Related: 5 Questions to Ask Yourself Before Investing in Real Estate

The Only Bad Question…

That list isn’t anywhere near complete. Also, as the discussion deepens and the scope widens the questions change. What’s pivotal to a 30-something investor, sometimes isn’t even on the menu of a 50-something investor. Duh, right? The takeaway from this is to ask yourself as many questions as possible, giving brutally honest answers. The question and answer exercise helps to establish a more clearly defined map.

One of the wrong turns made by investors is too many questions going unasked. It’s not that they didn’t wanna answer them, though that’s true in some instances. It’s that they don’t know the questions to ask, or haven’t realized how valuable to their future the answer can be. See for yourself by creating a list of questions to which you must have answers. You’ll notice quickly that your answers will many times lead to even more questions. That’s good!

I’ve learned the only bad question isn’t the one not answered.

It’s the one not asked.  

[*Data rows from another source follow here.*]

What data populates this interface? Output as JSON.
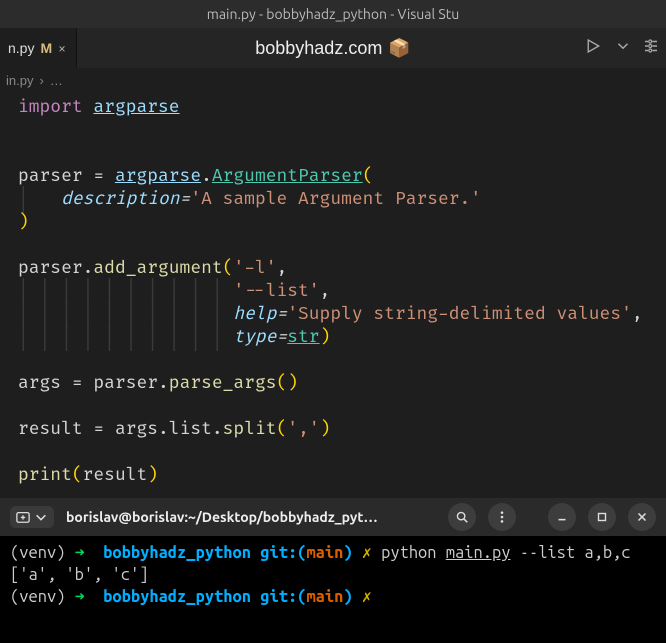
{
  "window": {
    "title": "main.py - bobbyhadz_python - Visual Stu"
  },
  "tab": {
    "name": "n.py",
    "dirty_marker": "M",
    "close_glyph": "×"
  },
  "center": {
    "label": "bobbyhadz.com",
    "emoji": "📦"
  },
  "breadcrumb": {
    "file": "in.py",
    "sep": "›",
    "rest": "…"
  },
  "code": {
    "l1_import": "import",
    "l1_mod": "argparse",
    "l3_var": "parser",
    "l3_eq": " = ",
    "l3_mod": "argparse",
    "l3_dot": ".",
    "l3_cls": "ArgumentParser",
    "l3_lp": "(",
    "l4_indent": "    ",
    "l4_param": "description",
    "l4_eq": "=",
    "l4_str": "'A sample Argument Parser.'",
    "l5_rp": ")",
    "l7_var": "parser",
    "l7_dot": ".",
    "l7_meth": "add_argument",
    "l7_lp": "(",
    "l7_arg1": "'-l'",
    "l7_comma": ",",
    "l8_indent": "                    ",
    "l8_arg": "'--list'",
    "l8_comma": ",",
    "l9_indent": "                    ",
    "l9_param": "help",
    "l9_eq": "=",
    "l9_str": "'Supply string-delimited values'",
    "l9_comma": ",",
    "l10_indent": "                    ",
    "l10_param": "type",
    "l10_eq": "=",
    "l10_val": "str",
    "l10_rp": ")",
    "l12_var": "args",
    "l12_eq": " = ",
    "l12_p": "parser",
    "l12_dot": ".",
    "l12_m": "parse_args",
    "l12_lp": "(",
    "l12_rp": ")",
    "l14_var": "result",
    "l14_eq": " = ",
    "l14_a": "args",
    "l14_d1": ".",
    "l14_l": "list",
    "l14_d2": ".",
    "l14_m": "split",
    "l14_lp": "(",
    "l14_str": "','",
    "l14_rp": ")",
    "l16_fn": "print",
    "l16_lp": "(",
    "l16_arg": "result",
    "l16_rp": ")"
  },
  "terminal": {
    "title": "borislav@borislav:~/Desktop/bobbyhadz_pyt…",
    "line1": {
      "venv": "(venv)",
      "arrow": "➜",
      "dir": "bobbyhadz_python",
      "git": "git:",
      "lp": "(",
      "branch": "main",
      "rp": ")",
      "dirty": "✗",
      "cmd_prefix": "python ",
      "cmd_file": "main.py",
      "cmd_args": " --list a,b,c"
    },
    "output": "['a', 'b', 'c']",
    "line2": {
      "venv": "(venv)",
      "arrow": "➜",
      "dir": "bobbyhadz_python",
      "git": "git:",
      "lp": "(",
      "branch": "main",
      "rp": ")",
      "dirty": "✗"
    }
  }
}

Licensed since 1969, broker/owner since 1977. Extensively trained and experienced in tax deferred exchanges, and long term retirement planning.
    Mehran Kamari
    Replied over 6 years ago
    Wow, great thought-provoking article Jeff! It’s hard to know where you really are and set realistic goals to where you’re going, if you don’t know the answers to these questions. It’s obvious that you’ve helped many people plan their retirement, I can tell! Thanks
    Sharon Tzib
    Replied over 6 years ago
    Hey, Jeff! Another great article. I’d love to know the answer to #8. Thanks!
    Jeff Brown
    Replied over 6 years ago
    Hey Sharon — Thanks so much. If you’re 57 years old and planning to retire at 66, with $100,000 in your checking account, and an equal amount in your Roth IRA, is buying a 1-4 unit residential rental property the best way to go? The answer to that question is usually no, with a few exceptions. One thing for sure is this: Will you be able to pay off the loan on that rental property so the cash flow will be at its max? No? Why would you purposefully engineer a lower retirement income? You wouldn’t, right? On the other hand, even if you could, the same $100,000 would likely be able to produce higher monthly income in notes than real estate. Another reason notes might be a better answer at that age is that there’s a ‘built in’ profit, which will result in an increase in retirement income. Same with the notes the ROTH should be acquiring. Every time a note bought at a handsome discount pays off, the retiree gets a random raise. 🙂 The NOI for the rental, however, might go up, might not. Make sense?
    Sharon Tzib
    Replied over 6 years ago
    Yes, that makes sense, Jeff. The biggest obstacle I see is the barrier to entry to notes, since as far as I can tell (and please do correct me if I’m wrong – and I know you will wink, wink), you must be an accredited investor to purchase. Even the fictitious person in your example is not. So how does one get into notes if they don’t meet the minimum standards?
    Jeff Brown
    Replied over 6 years ago
    Sharon — Anybody who can find a note seller, can buy a note. The accredited investor factor comes in when the SEC is involved. My own note fund is under those regs. However, you can still buy notes in the fund, as an ‘outsider’. You need to register as a note buyer at the fund manger’s site. Dave Van Horn’s company, PPR is the fund manager. If you have any questions, feel free to email me and we’ll spend some time going over what’s doable, and how it’s done. It’s not all that hard, really. 🙂